I'm currently rereading "An Introduction to Quantum Physics" by A.P. French, and confused myself.

The text reads along the lines of (paraphrased):

Making the assumption that e is equal both to the magnitude of the charge of the electron and also to the smallest charge carried by any individual ion in electrolysis we can find the number of atoms or molecules in one mole - that is, Avogadro's number, N: $$N=\frac{F}{e}=\frac{96,485}{1.6022*10^{-19}}$$

Earlier in the text, it describes a Faraday following:

Faraday's electrolysis experiments provided a value for the amount of charge needed to release a gram-equivalent of any ionic species, called the Faraday, F

Later, it also explains how to find atomic volumes and radii from the found information in solid form.

If the density is $$\rho$$ and the atomic weight is A the number of atoms per unit volume n is given by $$n=\frac{\rho N}{A}$$ The volume per atom $$V_a$$ is then equal to $$1/n$$.

The text then goes on to explain $$V_a$$ and R by comparing the atoms to a cube, which makes sense. I'm not understanding what exactly a Faraday is in relation to Avogadro's number, and then why volume per atom is related to $$1/n$$. I'm just a bit confused over everything, perhaps.

Thank you for helping out!

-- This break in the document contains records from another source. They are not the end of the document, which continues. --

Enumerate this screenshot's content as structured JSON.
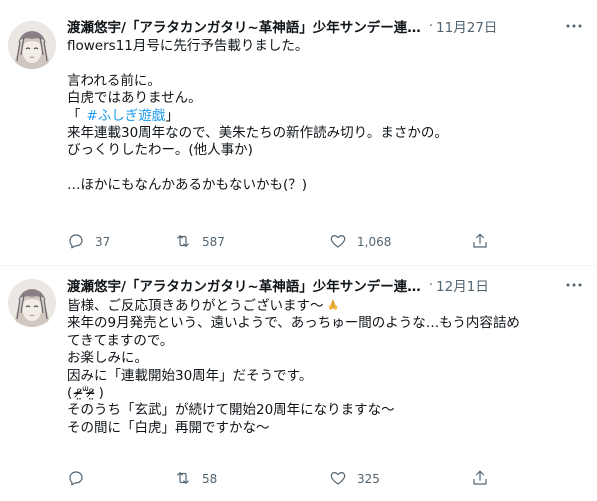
{
  "tweets": [
    {
      "author": "渡瀬悠宇/「アラタカンガタリ~革神語」少年サンデー連…",
      "separator": "·",
      "date": "11月27日",
      "lines": [
        "flowers11月号に先行予告載りました。",
        "",
        "言われる前に。",
        "白虎ではありません。",
        "「",
        "来年連載30周年なので、美朱たちの新作読み切り。まさかの。",
        "びっくりしたわー。(他人事か)",
        "",
        "…ほかにもなんかあるかもないかも(？)"
      ],
      "hashtag": "#ふしぎ遊戯",
      "hashtag_close": "」",
      "replies": "37",
      "retweets": "587",
      "likes": "1,068"
    },
    {
      "author": "渡瀬悠宇/「アラタカンガタリ~革神語」少年サンデー連…",
      "separator": "·",
      "date": "12月1日",
      "lines": [
        "皆様、ご反応頂きありがとうございます〜",
        "来年の9月発売という、遠いようで、あっちゅー間のような…もう内容詰め",
        "てきてますので。",
        "お楽しみに。",
        "因みに「連載開始30周年」だそうです。",
        "( ᵒ̴̶̷̤ᐜᵒ̴̶̷̤ )",
        "そのうち「玄武」が続けて開始20周年になりますな〜",
        "その間に「白虎」再開ですかな〜"
      ],
      "emoji": "folded-hands",
      "replies": "",
      "retweets": "58",
      "likes": "325"
    }
  ],
  "colors": {
    "text": "#0f1419",
    "muted": "#536471",
    "hashtag": "#1d9bf0",
    "divider": "#eff3f4"
  },
  "icons": [
    "avatar",
    "more-icon",
    "reply-icon",
    "retweet-icon",
    "like-icon",
    "share-icon",
    "folded-hands-emoji"
  ]
}
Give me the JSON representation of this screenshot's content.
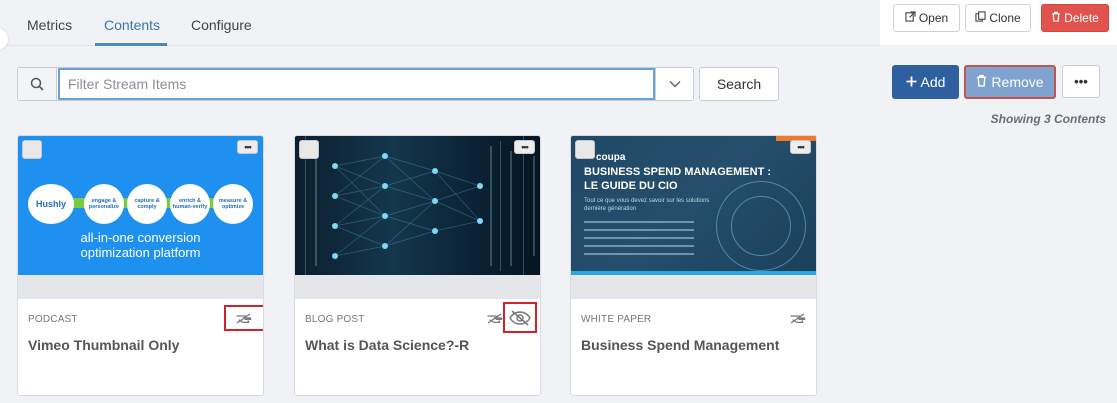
{
  "tabs": [
    {
      "label": "Metrics"
    },
    {
      "label": "Contents",
      "active": true
    },
    {
      "label": "Configure"
    }
  ],
  "top_actions": {
    "open": "Open",
    "clone": "Clone",
    "delete": "Delete"
  },
  "search": {
    "placeholder": "Filter Stream Items",
    "value": "",
    "button": "Search"
  },
  "toolbar": {
    "add": "Add",
    "remove": "Remove",
    "more": "•••"
  },
  "showing": "Showing 3 Contents",
  "cards": [
    {
      "type": "PODCAST",
      "title": "Vimeo Thumbnail Only",
      "thumb": {
        "logo": "Hushly",
        "steps": [
          "engage & personalize",
          "capture & comply",
          "enrich & human-verify",
          "measure & optimize"
        ],
        "caption_line1": "all-in-one conversion",
        "caption_line2": "optimization platform"
      },
      "icons": [
        "hand-icon"
      ]
    },
    {
      "type": "BLOG POST",
      "title": "What is Data Science?-R",
      "icons": [
        "hand-icon",
        "eye-slash-icon"
      ]
    },
    {
      "type": "WHITE PAPER",
      "title": "Business Spend Management",
      "thumb": {
        "brand": "coupa",
        "headline_line1": "BUSINESS SPEND MANAGEMENT :",
        "headline_line2": "LE GUIDE DU CIO",
        "sub": "Tout ce que vous devez savoir sur les solutions dernière génération"
      },
      "icons": [
        "hand-icon"
      ]
    }
  ],
  "colors": {
    "accent": "#3a79a6",
    "add": "#2e5f9e",
    "remove": "#7fa2cf",
    "delete": "#e0534f",
    "highlight": "#d0222a"
  }
}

• The Faraday is the amount of charge on one mole of electrons (or protons). – Farcher Nov 25 '18 at 10:01